A lot of '80s fashion wasn't the cutest or most flattering. By keeping the shapes and fabrics contemporary, but playing with colors and layers, the look feels very retro-modern and cool. We are working with classic '80s colors and prints but in modern more slimming shapes and silhouettes -- not giant shoulder pads and oversized bulk.
Will Carrie have signature accessories like her name necklace on SATC?
ED: As far as signature accessories go, there's the personalized "Carrie" bag from Mark Cross and the "C" initial pendant from Alex woo (a prelude to the signature Carrie nameplate).
What are some hallmarks of her closet (like the tutu she wears in the opening credits of SATC)?
ED: The silver sequin Top Shop dress with vintage Rainbow belt, the Autumn Cashmere lime green leopard cardi (tres Carrie B.), the fuchsia party dress with black polka dots that represents her first night out in NYC (a vintage '80s Scasi original), her neon orange Alice and Olivia pumps.
Has young Carrie discovered her foot fetish and handbag fetish yet?
ED: She hasn't discovered her shoe and bag fetish just yet, but as the season progresses we will definitely might see that fetish flourish and progress.
Carrie could be pretty daring -- and sexy -- with her fashion on SATC. How will you be toning down her style to fit a younger Connecticut Carrie? ED: Our teen Carrie will totally take chances and be a standout style star. The "sexiness" will be replaced by confident, sweet innocence.
How does your work on Carrie Diaries compare to Gossip Girl? Dressing teenage Carrie must be a big change from the high-end designers and of-the-moment looks Blair and Serena wore. ED: The biggest similarity is the fact that I really wanted to give each character his or her own very personalized style.
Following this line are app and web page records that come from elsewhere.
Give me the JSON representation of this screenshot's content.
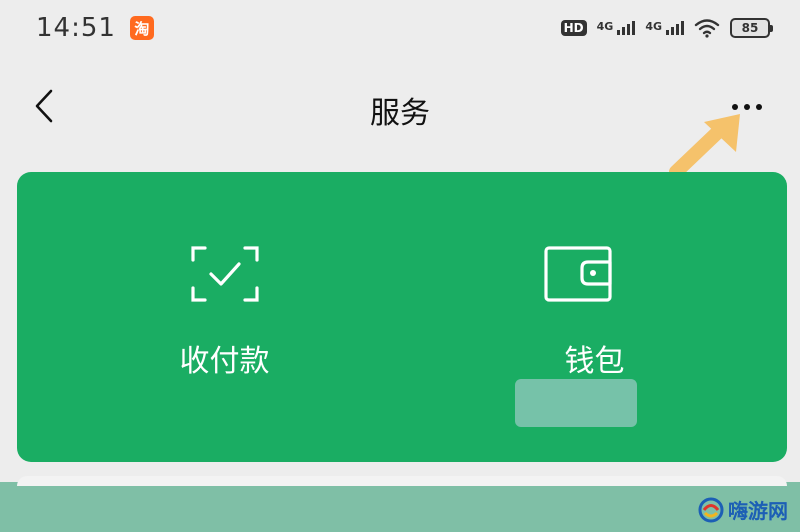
{
  "status_bar": {
    "time": "14:51",
    "app_icon_char": "淘",
    "hd_label": "HD",
    "network_1": "4G",
    "network_2": "4G",
    "battery_level": "85",
    "icons": [
      "taobao-icon",
      "hd-icon",
      "signal-icon",
      "wifi-icon",
      "battery-icon"
    ]
  },
  "nav": {
    "title": "服务",
    "back_icon": "chevron-left-icon",
    "more_icon": "more-dots-icon"
  },
  "service_card": {
    "color": "#1aad63",
    "tiles": [
      {
        "label": "收付款",
        "icon": "scan-check-icon"
      },
      {
        "label": "钱包",
        "icon": "wallet-icon"
      }
    ]
  },
  "watermark": {
    "text": "嗨游网",
    "icon": "logo-icon"
  },
  "colors": {
    "background": "#ededed",
    "hint_arrow": "#f5c26b"
  }
}
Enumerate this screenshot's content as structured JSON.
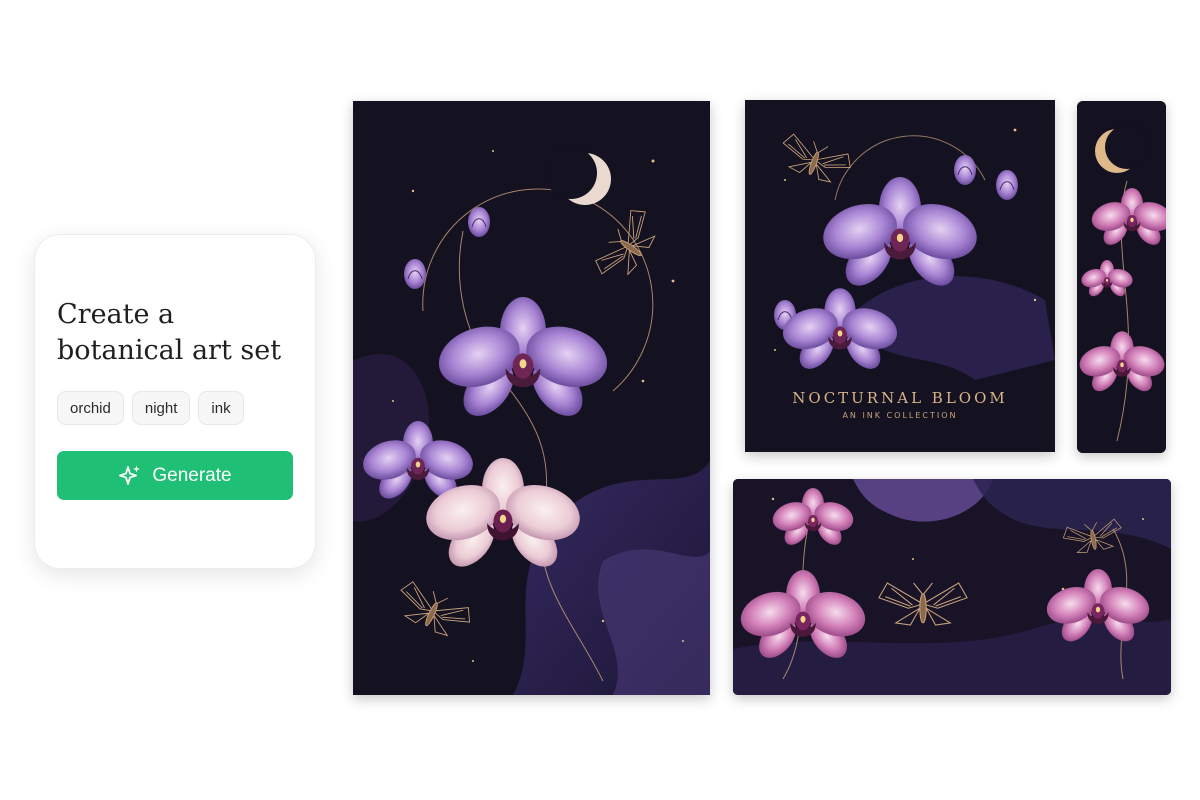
{
  "prompt_card": {
    "headline": "Create a botanical art set",
    "tags": [
      "orchid",
      "night",
      "ink"
    ],
    "generate_label": "Generate"
  },
  "artworks": {
    "poster_title": "NOCTURNAL BLOOM",
    "poster_subtitle": "AN INK COLLECTION"
  },
  "colors": {
    "accent_green": "#1fbf76",
    "canvas_dark": "#12101d",
    "orchid_purple": "#9a6fc8",
    "orchid_pink": "#c86aa6",
    "orchid_cream": "#efd6dc",
    "gold_line": "#c9a27c"
  },
  "icons": {
    "generate": "sparkle-icon",
    "moon": "crescent-moon-icon",
    "moth": "moth-icon",
    "orchid": "orchid-flower-icon"
  }
}
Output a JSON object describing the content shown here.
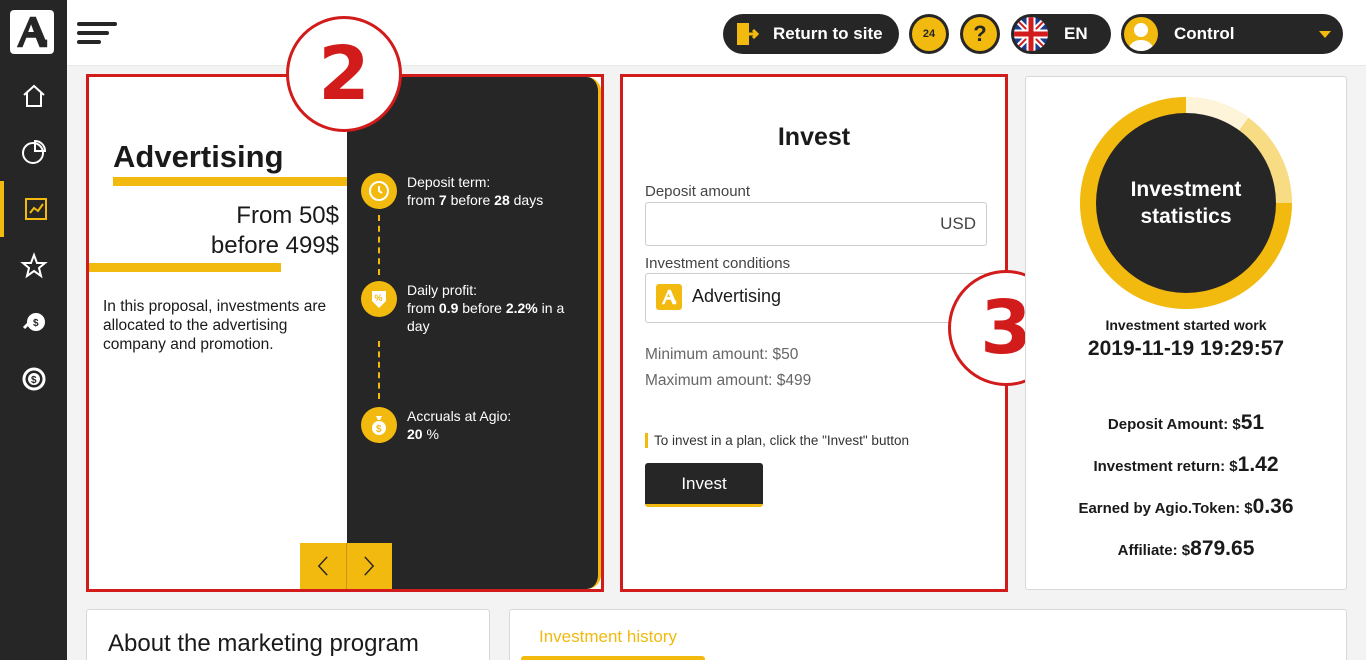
{
  "header": {
    "return_label": "Return to site",
    "support_label": "24",
    "help_label": "?",
    "lang_label": "EN",
    "user_label": "Control"
  },
  "badges": {
    "plan_number": "2",
    "invest_number": "3"
  },
  "plan": {
    "title": "Advertising",
    "from_line": "From 50$",
    "before_line": "before 499$",
    "description": "In this proposal, investments are allocated to the advertising company and promotion.",
    "features": [
      {
        "label": "Deposit term:",
        "pre": "from ",
        "v1": "7",
        "mid": " before ",
        "v2": "28",
        "post": " days"
      },
      {
        "label": "Daily profit:",
        "pre": "from ",
        "v1": "0.9",
        "mid": " before ",
        "v2": "2.2%",
        "post": " in a day"
      },
      {
        "label": "Accruals at Agio:",
        "pre": "",
        "v1": "20",
        "mid": " %",
        "v2": "",
        "post": ""
      }
    ]
  },
  "invest": {
    "title": "Invest",
    "deposit_label": "Deposit amount",
    "deposit_value": "",
    "deposit_unit": "USD",
    "conditions_label": "Investment conditions",
    "conditions_value": "Advertising",
    "min_amount": "Minimum amount: $50",
    "max_amount": "Maximum amount: $499",
    "hint": "To invest in a plan, click the \"Invest\" button",
    "button_label": "Invest"
  },
  "stats": {
    "donut_title_1": "Investment",
    "donut_title_2": "statistics",
    "started_label": "Investment started work",
    "started_value": "2019-11-19 19:29:57",
    "items": [
      {
        "label": "Deposit Amount: $",
        "value": "51"
      },
      {
        "label": "Investment return: $",
        "value": "1.42"
      },
      {
        "label": "Earned by Agio.Token: $",
        "value": "0.36"
      },
      {
        "label": "Affiliate: $",
        "value": "879.65"
      }
    ]
  },
  "bottom": {
    "about_title": "About the marketing program",
    "history_tab": "Investment history"
  },
  "colors": {
    "accent": "#f2b90f",
    "dark": "#262626",
    "highlight": "#d21b1b"
  }
}
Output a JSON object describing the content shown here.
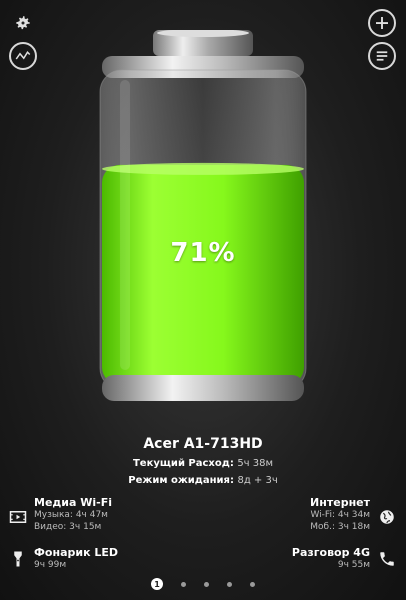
{
  "battery": {
    "percent_label": "71%",
    "level": 0.71,
    "fill_color": "#88ff22"
  },
  "device": {
    "name": "Acer A1-713HD",
    "current_label": "Текущий Расход:",
    "current_value": "5ч 38м",
    "standby_label": "Режим ожидания:",
    "standby_value": "8д + 3ч"
  },
  "left_blocks": [
    {
      "title": "Медиа Wi-Fi",
      "lines": [
        "Музыка: 4ч 47м",
        "Видео: 3ч 15м"
      ],
      "icon": "video-icon"
    },
    {
      "title": "Фонарик LED",
      "lines": [
        "9ч 99м"
      ],
      "icon": "flashlight-icon"
    }
  ],
  "right_blocks": [
    {
      "title": "Интернет",
      "lines": [
        "Wi-Fi: 4ч 34м",
        "Моб.: 3ч 18м"
      ],
      "icon": "globe-icon"
    },
    {
      "title": "Разговор 4G",
      "lines": [
        "9ч 55м"
      ],
      "icon": "phone-icon"
    }
  ],
  "pager": {
    "active": "1",
    "count": 5
  },
  "toolbar_icons": [
    "gear-icon",
    "graph-icon",
    "plus-icon",
    "menu-icon"
  ]
}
As a costume designer, it is really key to help define a character through clothing, and I am lucky enough to be able to, not once but twice, push characters stylistically to really shine and stand on their own through their wardrobe choices.
The biggest difference is that Carrie and her crew are Connecticut suburban teens of mid-level affluence and not uber rich Upper East-siders, running around scheming in the latest high fashions.
What labels will young Carrie be wearing? What are some of your go-to sources for unique clothes and accessories for the show? ED: The clothing came from a lot of my favorite haunts in NYC: Amarcord, Beacon's Closet, Ressurrection, Cloak and Screaming Mimi's for Vintage. I also relied on fast fashion shops like Top Shop and H&M, as well as high-end stores like Saks, to give the look its contemporary "aspirational authenticity" we hoped to develop. Of course, there will be some big-name designers sprinkled in like Marc Jacobs, Chloe, Missoni and Georges Chakra to name a few…
Why were you excited by the opportunity to dress young Carrie? What made this project so appealing to you? ED: Dressing a young Carrie Bradshaw was at first quite intimidating but ultimately exhilarating. It was very important to keep in mind that she is a young high school student in Connecticut and still figuring out her style. And of course the era plays a huge roll in the over all look.
Follow Daman at @EricDaman_Style and on his blog as he offers an inside look at fashion, the designers he used, the stores he shopped for each week's episode of Carrie Diaries.
Take a look back at Carrie Bradshaw's best Sex and the City style in the video below.